Read through the lines below for the string "this" and copy each one that has it.

***** Given records

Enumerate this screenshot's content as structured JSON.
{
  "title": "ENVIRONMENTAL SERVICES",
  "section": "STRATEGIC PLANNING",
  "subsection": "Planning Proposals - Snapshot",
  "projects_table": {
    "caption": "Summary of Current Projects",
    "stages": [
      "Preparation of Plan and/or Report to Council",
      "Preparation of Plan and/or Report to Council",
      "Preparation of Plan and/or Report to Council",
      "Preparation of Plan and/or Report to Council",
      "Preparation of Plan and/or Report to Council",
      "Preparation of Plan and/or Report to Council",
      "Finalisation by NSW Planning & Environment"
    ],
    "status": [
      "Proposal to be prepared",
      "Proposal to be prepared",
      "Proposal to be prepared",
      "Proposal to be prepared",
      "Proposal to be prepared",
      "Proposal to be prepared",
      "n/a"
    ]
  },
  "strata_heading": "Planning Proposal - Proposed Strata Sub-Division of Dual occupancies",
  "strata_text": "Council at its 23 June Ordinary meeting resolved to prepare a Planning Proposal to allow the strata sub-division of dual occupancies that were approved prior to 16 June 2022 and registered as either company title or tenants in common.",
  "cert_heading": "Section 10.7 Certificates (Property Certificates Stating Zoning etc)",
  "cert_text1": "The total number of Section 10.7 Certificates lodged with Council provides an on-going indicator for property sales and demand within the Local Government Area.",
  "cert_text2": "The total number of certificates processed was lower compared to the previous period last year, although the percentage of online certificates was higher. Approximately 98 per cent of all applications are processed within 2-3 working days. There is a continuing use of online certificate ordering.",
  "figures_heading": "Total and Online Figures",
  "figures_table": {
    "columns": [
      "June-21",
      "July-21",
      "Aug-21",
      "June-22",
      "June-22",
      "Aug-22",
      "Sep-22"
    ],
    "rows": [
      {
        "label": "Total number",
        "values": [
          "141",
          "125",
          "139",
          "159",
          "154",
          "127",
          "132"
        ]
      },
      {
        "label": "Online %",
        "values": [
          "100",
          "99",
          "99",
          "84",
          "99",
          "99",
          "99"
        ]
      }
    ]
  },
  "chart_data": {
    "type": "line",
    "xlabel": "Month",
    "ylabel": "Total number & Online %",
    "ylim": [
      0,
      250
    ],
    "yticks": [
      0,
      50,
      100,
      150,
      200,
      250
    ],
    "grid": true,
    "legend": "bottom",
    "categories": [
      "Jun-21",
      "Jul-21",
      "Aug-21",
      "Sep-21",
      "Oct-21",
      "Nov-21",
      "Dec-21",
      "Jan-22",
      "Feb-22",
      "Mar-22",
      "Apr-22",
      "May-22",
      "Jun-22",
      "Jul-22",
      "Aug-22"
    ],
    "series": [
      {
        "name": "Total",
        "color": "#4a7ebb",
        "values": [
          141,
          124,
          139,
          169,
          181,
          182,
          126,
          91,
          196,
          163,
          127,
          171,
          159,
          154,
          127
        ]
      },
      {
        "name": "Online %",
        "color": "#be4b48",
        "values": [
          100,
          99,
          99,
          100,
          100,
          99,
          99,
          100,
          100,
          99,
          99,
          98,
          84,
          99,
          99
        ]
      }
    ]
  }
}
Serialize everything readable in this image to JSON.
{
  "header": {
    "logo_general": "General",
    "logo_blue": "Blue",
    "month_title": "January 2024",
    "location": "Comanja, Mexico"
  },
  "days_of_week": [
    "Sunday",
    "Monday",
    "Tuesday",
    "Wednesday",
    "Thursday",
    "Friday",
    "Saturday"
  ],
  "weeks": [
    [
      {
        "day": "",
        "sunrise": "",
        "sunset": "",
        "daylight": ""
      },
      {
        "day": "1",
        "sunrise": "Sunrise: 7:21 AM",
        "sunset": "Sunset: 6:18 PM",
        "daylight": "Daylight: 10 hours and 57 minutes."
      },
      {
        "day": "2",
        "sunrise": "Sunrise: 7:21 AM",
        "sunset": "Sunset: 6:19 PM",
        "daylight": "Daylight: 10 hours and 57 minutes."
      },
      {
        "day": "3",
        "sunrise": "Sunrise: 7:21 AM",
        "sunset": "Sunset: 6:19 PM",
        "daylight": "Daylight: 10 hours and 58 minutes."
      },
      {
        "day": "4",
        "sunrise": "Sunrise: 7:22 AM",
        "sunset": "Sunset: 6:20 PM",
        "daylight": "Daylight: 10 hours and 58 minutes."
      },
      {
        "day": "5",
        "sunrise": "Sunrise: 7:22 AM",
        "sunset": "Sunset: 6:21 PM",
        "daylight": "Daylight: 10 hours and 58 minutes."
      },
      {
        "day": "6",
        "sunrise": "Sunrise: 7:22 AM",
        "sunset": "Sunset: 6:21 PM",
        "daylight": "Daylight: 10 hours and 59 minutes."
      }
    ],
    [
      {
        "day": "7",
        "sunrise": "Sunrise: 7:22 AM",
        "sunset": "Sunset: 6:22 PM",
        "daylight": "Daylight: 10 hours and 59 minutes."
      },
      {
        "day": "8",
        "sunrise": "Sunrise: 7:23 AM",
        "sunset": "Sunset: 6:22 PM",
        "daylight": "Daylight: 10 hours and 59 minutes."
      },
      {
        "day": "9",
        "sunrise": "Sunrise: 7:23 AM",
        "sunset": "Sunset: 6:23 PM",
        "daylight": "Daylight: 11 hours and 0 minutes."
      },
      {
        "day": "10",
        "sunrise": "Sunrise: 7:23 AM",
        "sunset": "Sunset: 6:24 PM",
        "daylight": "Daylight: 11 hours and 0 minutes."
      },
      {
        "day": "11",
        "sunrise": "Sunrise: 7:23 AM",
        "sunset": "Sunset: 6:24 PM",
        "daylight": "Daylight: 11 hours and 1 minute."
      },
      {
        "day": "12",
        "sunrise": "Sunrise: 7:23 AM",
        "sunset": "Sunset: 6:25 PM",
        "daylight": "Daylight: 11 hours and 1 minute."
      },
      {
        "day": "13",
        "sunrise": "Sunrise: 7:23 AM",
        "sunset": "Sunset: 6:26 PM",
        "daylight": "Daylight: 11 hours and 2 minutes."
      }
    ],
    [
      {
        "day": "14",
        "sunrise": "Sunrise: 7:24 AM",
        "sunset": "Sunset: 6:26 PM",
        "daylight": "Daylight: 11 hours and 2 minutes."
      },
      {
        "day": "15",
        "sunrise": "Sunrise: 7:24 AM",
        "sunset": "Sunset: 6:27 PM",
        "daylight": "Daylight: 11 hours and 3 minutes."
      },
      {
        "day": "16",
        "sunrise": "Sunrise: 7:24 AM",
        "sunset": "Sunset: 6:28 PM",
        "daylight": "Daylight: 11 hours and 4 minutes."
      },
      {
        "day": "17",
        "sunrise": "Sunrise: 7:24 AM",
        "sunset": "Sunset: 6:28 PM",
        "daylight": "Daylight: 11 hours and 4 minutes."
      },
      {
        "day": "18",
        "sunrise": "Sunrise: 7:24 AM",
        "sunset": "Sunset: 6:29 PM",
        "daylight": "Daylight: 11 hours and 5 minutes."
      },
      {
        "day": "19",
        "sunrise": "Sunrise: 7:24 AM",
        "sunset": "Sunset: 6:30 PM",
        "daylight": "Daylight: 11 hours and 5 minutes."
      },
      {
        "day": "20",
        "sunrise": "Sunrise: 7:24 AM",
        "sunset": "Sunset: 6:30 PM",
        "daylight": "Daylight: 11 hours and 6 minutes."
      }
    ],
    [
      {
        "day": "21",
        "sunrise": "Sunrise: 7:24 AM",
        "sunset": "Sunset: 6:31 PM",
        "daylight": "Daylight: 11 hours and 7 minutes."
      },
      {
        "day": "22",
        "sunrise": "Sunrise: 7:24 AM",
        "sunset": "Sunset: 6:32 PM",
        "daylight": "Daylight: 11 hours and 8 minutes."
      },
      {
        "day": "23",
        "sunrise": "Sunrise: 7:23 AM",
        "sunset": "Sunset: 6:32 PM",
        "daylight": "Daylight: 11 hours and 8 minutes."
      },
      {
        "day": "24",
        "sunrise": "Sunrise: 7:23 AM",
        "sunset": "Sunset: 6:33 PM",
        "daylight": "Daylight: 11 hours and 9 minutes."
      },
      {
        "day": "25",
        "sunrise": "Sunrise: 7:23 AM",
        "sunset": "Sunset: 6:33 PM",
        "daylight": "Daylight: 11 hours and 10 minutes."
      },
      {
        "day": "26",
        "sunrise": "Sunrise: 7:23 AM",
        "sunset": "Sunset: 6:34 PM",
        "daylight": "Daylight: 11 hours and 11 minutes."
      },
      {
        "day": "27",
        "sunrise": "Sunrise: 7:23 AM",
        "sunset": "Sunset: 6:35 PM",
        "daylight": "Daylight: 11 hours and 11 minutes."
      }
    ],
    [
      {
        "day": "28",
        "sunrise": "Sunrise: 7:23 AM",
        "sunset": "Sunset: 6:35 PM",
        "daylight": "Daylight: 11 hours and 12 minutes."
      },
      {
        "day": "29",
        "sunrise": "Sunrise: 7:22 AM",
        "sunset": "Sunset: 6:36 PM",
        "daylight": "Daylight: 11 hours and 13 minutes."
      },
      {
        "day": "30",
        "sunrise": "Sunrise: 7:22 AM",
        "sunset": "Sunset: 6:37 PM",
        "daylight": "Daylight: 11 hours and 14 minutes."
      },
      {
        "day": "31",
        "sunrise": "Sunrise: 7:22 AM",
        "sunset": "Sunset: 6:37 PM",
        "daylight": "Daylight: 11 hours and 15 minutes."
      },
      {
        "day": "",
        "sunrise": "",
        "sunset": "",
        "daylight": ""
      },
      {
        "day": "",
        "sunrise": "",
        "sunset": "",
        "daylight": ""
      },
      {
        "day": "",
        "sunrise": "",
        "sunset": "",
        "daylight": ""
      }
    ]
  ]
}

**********

• _Exercise result_:
Enumerate this screenshot's content as structured JSON.
Serialize everything readable in this image to JSON.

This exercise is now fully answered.